I also got the feeling that HR wanted to be anti-American but it really couldn't pull it off without becoming dishonest. The genocide in Rwanda was the failure of a lot of people, but blame has to start with Africa, and with Europe, specifically the Belgians, who were much more familiar with the territory.
The other problem for the filmmakers is that the President at the time was the sainted Bill Clinton, so any anti-Americanism must be generalized. (Another example of this would be the alteration of the captioning at the beginning of Black Hawk Down to remove the word "Clinton.") It requires a particularly horrendous bit of rhetorical torture to blame America without blaming Clinton, so the film wisely keeps more or less quiet on the subject.
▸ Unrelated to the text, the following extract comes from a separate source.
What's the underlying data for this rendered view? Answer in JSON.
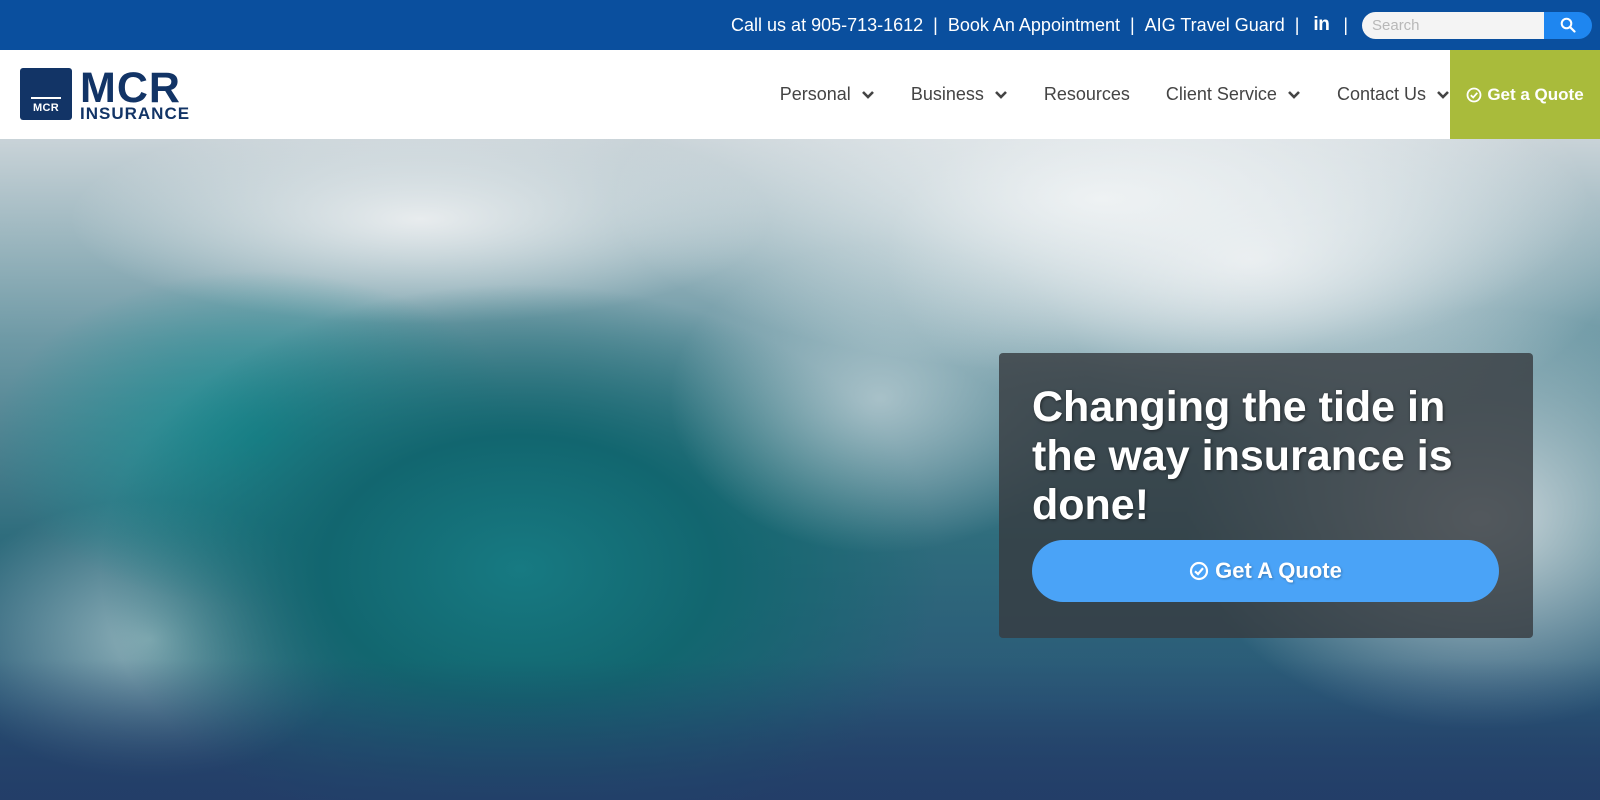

The bizarre belief that one hears occasionally in the fever-swamps of the Left--that the Hutu President's plane was shot down by "missiles confiscated from Saddam Hussein by the Americans"--requires us to believe that this all took place behind Bill Clinton’s back.
One of the film’s few direct references to the United States never mentions the USA at all; it’s when the characters in the hotel listen incredulously to a dimwitted American woman babbling about the meaning of the term “genocide” to a group of questioners. I haven't seen any confirmation of who the person speaking is; I am pretty sure that it was Dee Dee Myers’s actual voice from an actual White House press conference, but it's never identified as such, or as anyone in particular.
For all that, I still liked the film, with the usual political reservations.
Thursday, March 03, 2005
I've just changed my life a little bit. I no longer go to the store except for Mondays and some Fridays. I've finally gotten high-speed internet access at home, and now I can be a full-time home ebayer. This accomplishes several things for me.
First, it ends my horrible, soul-killing commute except for 1.5 times a week. Besides costing me $10 in gas per round trip plus tolls, besides killing my car with all the mileage, besides wasting 10-12 hours a week of my time spent doing nothing but sitting in a car, the single worst thing was the never-ending hassle of fighting with people every day, which is what daily car commutes are when there is limited road space in a highly populated area like the Philadelphia suburbs. I'd come home drained and weary every day, good for absolutely nothing. Well, even more than usual.
Additionally, it takes me (almost) completely away from retailing. I was never going to be a good retailer anyway.
I had planned to be set up for this by the beginning of the year, but of course I didn't reckon with how disorganized my house was. I basically hadn't done anything with it since I came back from Italy, and that was six and a half years ago. To make this thing work, I have to have certain areas of the spare bedroom and cellar devoted to certain things, so I can find them when I sell them. And of course, I'm not completely finished--far from it--but at least everything is finally set up in the basic way I want it.
And it's so much more interesting than sitting in a store waiting for someone to come in. The other night I bought five shelves of books at an estate auction for $5, as I often do--about half of what I sell on ebay are books. About half of them got immediately thrown away (book club editions and mass-market paperbacks), about a quarter were savable but not great (I'll probably donate them to libraries), and the other quarter were auctionable from $5-20. And then there was one relatively modern book that no one, including me, had looked at closely. It was a copy of Joan Crawford's autobiography A Portrait of Joan, which I knew was a decent auctionable book in the $10-20 range. But of course, when I looked in it, not only was it autographed by Joan Crawford to the woman whose estate it was, but there was a group of nine letters from Crawford to the woman from the mid-1960s.
How could I not love a job like this?